**EXERCISE OBJECTIVE**
Down to the last line, reproduce the data that follows, but skip the pictures.

[RECORDS PROVIDED — start]

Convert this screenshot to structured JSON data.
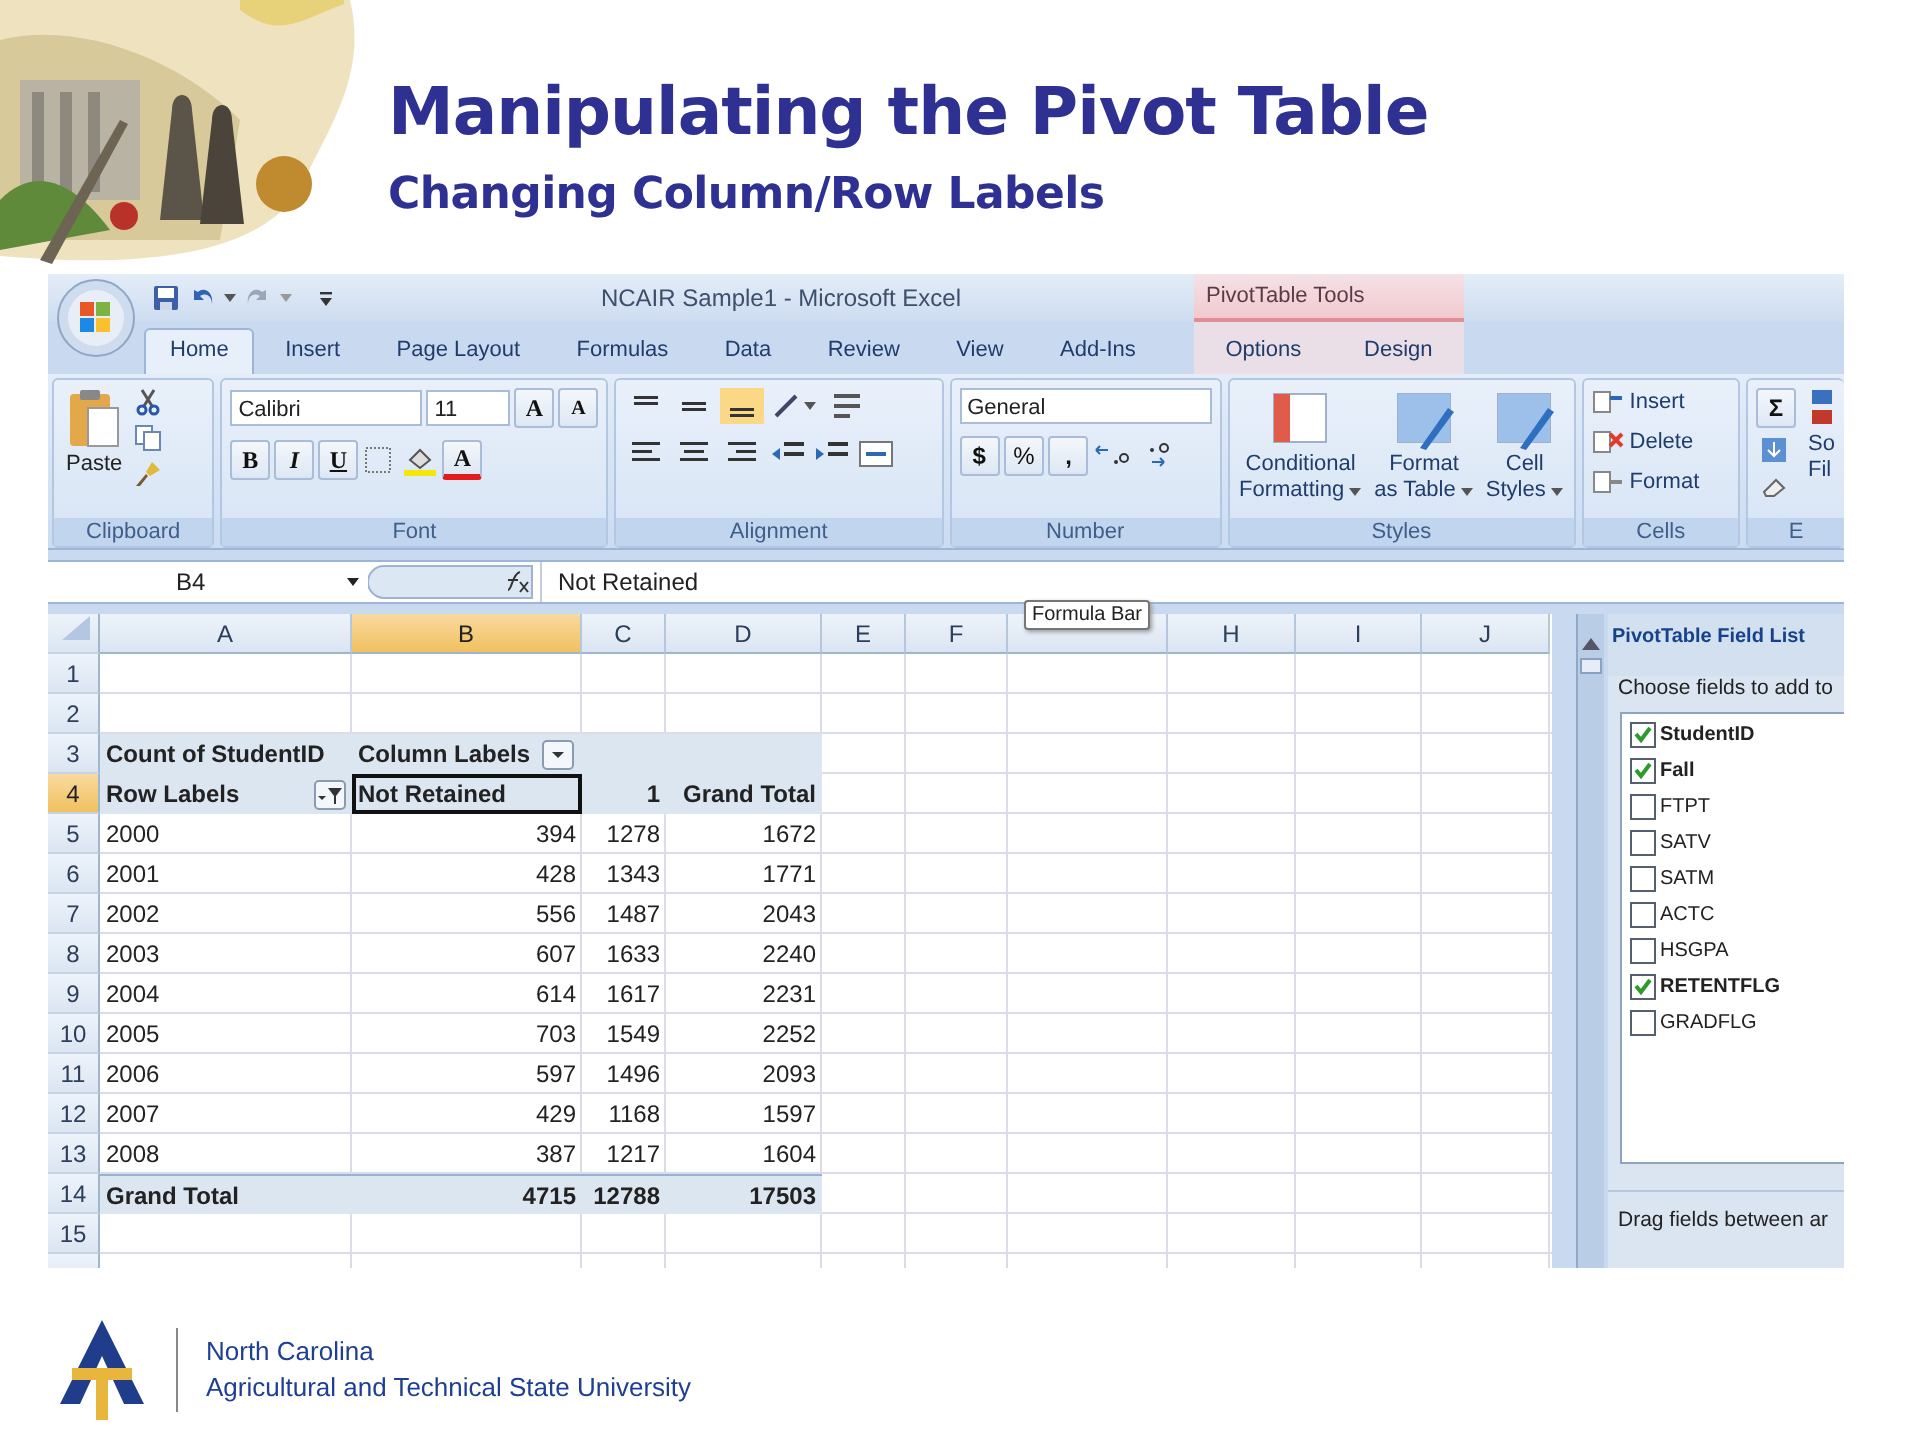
{
  "slide": {
    "title": "Manipulating the Pivot Table",
    "subtitle": "Changing Column/Row Labels",
    "footer_lines": [
      "North Carolina",
      "Agricultural and Technical State University"
    ]
  },
  "excel": {
    "window_title": "NCAIR Sample1 - Microsoft Excel",
    "contextual_group": "PivotTable Tools",
    "tabs": [
      {
        "label": "Home",
        "selected": true,
        "kind": "standard"
      },
      {
        "label": "Insert",
        "selected": false,
        "kind": "standard"
      },
      {
        "label": "Page Layout",
        "selected": false,
        "kind": "standard"
      },
      {
        "label": "Formulas",
        "selected": false,
        "kind": "standard"
      },
      {
        "label": "Data",
        "selected": false,
        "kind": "standard"
      },
      {
        "label": "Review",
        "selected": false,
        "kind": "standard"
      },
      {
        "label": "View",
        "selected": false,
        "kind": "standard"
      },
      {
        "label": "Add-Ins",
        "selected": false,
        "kind": "standard"
      },
      {
        "label": "Options",
        "selected": false,
        "kind": "contextual"
      },
      {
        "label": "Design",
        "selected": false,
        "kind": "contextual"
      }
    ],
    "ribbon": {
      "paste": "Paste",
      "font_name": "Calibri",
      "font_size": "11",
      "grow_font": "A",
      "shrink_font": "A",
      "bold": "B",
      "italic": "I",
      "underline": "U",
      "font_color": "A",
      "number_format": "General",
      "currency": "$",
      "percent": "%",
      "comma": ",",
      "styles": [
        {
          "line1": "Conditional",
          "line2": "Formatting"
        },
        {
          "line1": "Format",
          "line2": "as Table"
        },
        {
          "line1": "Cell",
          "line2": "Styles"
        }
      ],
      "cells": [
        "Insert",
        "Delete",
        "Format"
      ],
      "sum": "Σ",
      "sort_lines": [
        "So",
        "Fil"
      ],
      "groups": [
        "Clipboard",
        "Font",
        "Alignment",
        "Number",
        "Styles",
        "Cells",
        "E"
      ]
    },
    "name_box": "B4",
    "formula": "Not Retained",
    "tooltip": "Formula Bar",
    "columns": [
      {
        "label": "A",
        "selected": false
      },
      {
        "label": "B",
        "selected": true
      },
      {
        "label": "C",
        "selected": false
      },
      {
        "label": "D",
        "selected": false
      },
      {
        "label": "E",
        "selected": false
      },
      {
        "label": "F",
        "selected": false
      },
      {
        "selected": false
      },
      {
        "label": "H",
        "selected": false
      },
      {
        "label": "I",
        "selected": false
      },
      {
        "label": "J",
        "selected": false
      }
    ],
    "rows": [
      {
        "number": "1",
        "selected": false,
        "kind": "plain",
        "cells": []
      },
      {
        "number": "2",
        "selected": false,
        "kind": "plain",
        "cells": []
      },
      {
        "number": "3",
        "selected": false,
        "kind": "column_header",
        "cells": [
          "Count of StudentID",
          "Column Labels"
        ]
      },
      {
        "number": "4",
        "selected": true,
        "kind": "row_header",
        "cells": [
          "Row Labels",
          "Not Retained",
          "1",
          "Grand Total"
        ]
      },
      {
        "number": "5",
        "selected": false,
        "kind": "data",
        "cells": [
          "2000",
          "394",
          "1278",
          "1672"
        ]
      },
      {
        "number": "6",
        "selected": false,
        "kind": "data",
        "cells": [
          "2001",
          "428",
          "1343",
          "1771"
        ]
      },
      {
        "number": "7",
        "selected": false,
        "kind": "data",
        "cells": [
          "2002",
          "556",
          "1487",
          "2043"
        ]
      },
      {
        "number": "8",
        "selected": false,
        "kind": "data",
        "cells": [
          "2003",
          "607",
          "1633",
          "2240"
        ]
      },
      {
        "number": "9",
        "selected": false,
        "kind": "data",
        "cells": [
          "2004",
          "614",
          "1617",
          "2231"
        ]
      },
      {
        "number": "10",
        "selected": false,
        "kind": "data",
        "cells": [
          "2005",
          "703",
          "1549",
          "2252"
        ]
      },
      {
        "number": "11",
        "selected": false,
        "kind": "data",
        "cells": [
          "2006",
          "597",
          "1496",
          "2093"
        ]
      },
      {
        "number": "12",
        "selected": false,
        "kind": "data",
        "cells": [
          "2007",
          "429",
          "1168",
          "1597"
        ]
      },
      {
        "number": "13",
        "selected": false,
        "kind": "data",
        "cells": [
          "2008",
          "387",
          "1217",
          "1604"
        ]
      },
      {
        "number": "14",
        "selected": false,
        "kind": "total",
        "cells": [
          "Grand Total",
          "4715",
          "12788",
          "17503"
        ]
      },
      {
        "number": "15",
        "selected": false,
        "kind": "plain",
        "cells": []
      }
    ],
    "field_list": {
      "title": "PivotTable Field List",
      "prompt": "Choose fields to add to",
      "footer": "Drag fields between ar",
      "fields": [
        {
          "name": "StudentID",
          "checked": true
        },
        {
          "name": "Fall",
          "checked": true
        },
        {
          "name": "FTPT",
          "checked": false
        },
        {
          "name": "SATV",
          "checked": false
        },
        {
          "name": "SATM",
          "checked": false
        },
        {
          "name": "ACTC",
          "checked": false
        },
        {
          "name": "HSGPA",
          "checked": false
        },
        {
          "name": "RETENTFLG",
          "checked": true
        },
        {
          "name": "GRADFLG",
          "checked": false
        }
      ]
    }
  }
}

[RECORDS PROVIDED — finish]

**OUTPUT FOR THIS EXERCISE**
Convert this screenshot to structured JSON data.
{
  "slide": {
    "title": "Manipulating the Pivot Table",
    "subtitle": "Changing Column/Row Labels",
    "footer_lines": [
      "North Carolina",
      "Agricultural and Technical State University"
    ]
  },
  "excel": {
    "window_title": "NCAIR Sample1 - Microsoft Excel",
    "contextual_group": "PivotTable Tools",
    "tabs": [
      {
        "label": "Home",
        "selected": true,
        "kind": "standard"
      },
      {
        "label": "Insert",
        "selected": false,
        "kind": "standard"
      },
      {
        "label": "Page Layout",
        "selected": false,
        "kind": "standard"
      },
      {
        "label": "Formulas",
        "selected": false,
        "kind": "standard"
      },
      {
        "label": "Data",
        "selected": false,
        "kind": "standard"
      },
      {
        "label": "Review",
        "selected": false,
        "kind": "standard"
      },
      {
        "label": "View",
        "selected": false,
        "kind": "standard"
      },
      {
        "label": "Add-Ins",
        "selected": false,
        "kind": "standard"
      },
      {
        "label": "Options",
        "selected": false,
        "kind": "contextual"
      },
      {
        "label": "Design",
        "selected": false,
        "kind": "contextual"
      }
    ],
    "ribbon": {
      "paste": "Paste",
      "font_name": "Calibri",
      "font_size": "11",
      "grow_font": "A",
      "shrink_font": "A",
      "bold": "B",
      "italic": "I",
      "underline": "U",
      "font_color": "A",
      "number_format": "General",
      "currency": "$",
      "percent": "%",
      "comma": ",",
      "styles": [
        {
          "line1": "Conditional",
          "line2": "Formatting"
        },
        {
          "line1": "Format",
          "line2": "as Table"
        },
        {
          "line1": "Cell",
          "line2": "Styles"
        }
      ],
      "cells": [
        "Insert",
        "Delete",
        "Format"
      ],
      "sum": "Σ",
      "sort_lines": [
        "So",
        "Fil"
      ],
      "groups": [
        "Clipboard",
        "Font",
        "Alignment",
        "Number",
        "Styles",
        "Cells",
        "E"
      ]
    },
    "name_box": "B4",
    "formula": "Not Retained",
    "tooltip": "Formula Bar",
    "columns": [
      {
        "label": "A",
        "selected": false
      },
      {
        "label": "B",
        "selected": true
      },
      {
        "label": "C",
        "selected": false
      },
      {
        "label": "D",
        "selected": false
      },
      {
        "label": "E",
        "selected": false
      },
      {
        "label": "F",
        "selected": false
      },
      {
        "selected": false
      },
      {
        "label": "H",
        "selected": false
      },
      {
        "label": "I",
        "selected": false
      },
      {
        "label": "J",
        "selected": false
      }
    ],
    "rows": [
      {
        "number": "1",
        "selected": false,
        "kind": "plain",
        "cells": []
      },
      {
        "number": "2",
        "selected": false,
        "kind": "plain",
        "cells": []
      },
      {
        "number": "3",
        "selected": false,
        "kind": "column_header",
        "cells": [
          "Count of StudentID",
          "Column Labels"
        ]
      },
      {
        "number": "4",
        "selected": true,
        "kind": "row_header",
        "cells": [
          "Row Labels",
          "Not Retained",
          "1",
          "Grand Total"
        ]
      },
      {
        "number": "5",
        "selected": false,
        "kind": "data",
        "cells": [
          "2000",
          "394",
          "1278",
          "1672"
        ]
      },
      {
        "number": "6",
        "selected": false,
        "kind": "data",
        "cells": [
          "2001",
          "428",
          "1343",
          "1771"
        ]
      },
      {
        "number": "7",
        "selected": false,
        "kind": "data",
        "cells": [
          "2002",
          "556",
          "1487",
          "2043"
        ]
      },
      {
        "number": "8",
        "selected": false,
        "kind": "data",
        "cells": [
          "2003",
          "607",
          "1633",
          "2240"
        ]
      },
      {
        "number": "9",
        "selected": false,
        "kind": "data",
        "cells": [
          "2004",
          "614",
          "1617",
          "2231"
        ]
      },
      {
        "number": "10",
        "selected": false,
        "kind": "data",
        "cells": [
          "2005",
          "703",
          "1549",
          "2252"
        ]
      },
      {
        "number": "11",
        "selected": false,
        "kind": "data",
        "cells": [
          "2006",
          "597",
          "1496",
          "2093"
        ]
      },
      {
        "number": "12",
        "selected": false,
        "kind": "data",
        "cells": [
          "2007",
          "429",
          "1168",
          "1597"
        ]
      },
      {
        "number": "13",
        "selected": false,
        "kind": "data",
        "cells": [
          "2008",
          "387",
          "1217",
          "1604"
        ]
      },
      {
        "number": "14",
        "selected": false,
        "kind": "total",
        "cells": [
          "Grand Total",
          "4715",
          "12788",
          "17503"
        ]
      },
      {
        "number": "15",
        "selected": false,
        "kind": "plain",
        "cells": []
      }
    ],
    "field_list": {
      "title": "PivotTable Field List",
      "prompt": "Choose fields to add to",
      "footer": "Drag fields between ar",
      "fields": [
        {
          "name": "StudentID",
          "checked": true
        },
        {
          "name": "Fall",
          "checked": true
        },
        {
          "name": "FTPT",
          "checked": false
        },
        {
          "name": "SATV",
          "checked": false
        },
        {
          "name": "SATM",
          "checked": false
        },
        {
          "name": "ACTC",
          "checked": false
        },
        {
          "name": "HSGPA",
          "checked": false
        },
        {
          "name": "RETENTFLG",
          "checked": true
        },
        {
          "name": "GRADFLG",
          "checked": false
        }
      ]
    }
  }
}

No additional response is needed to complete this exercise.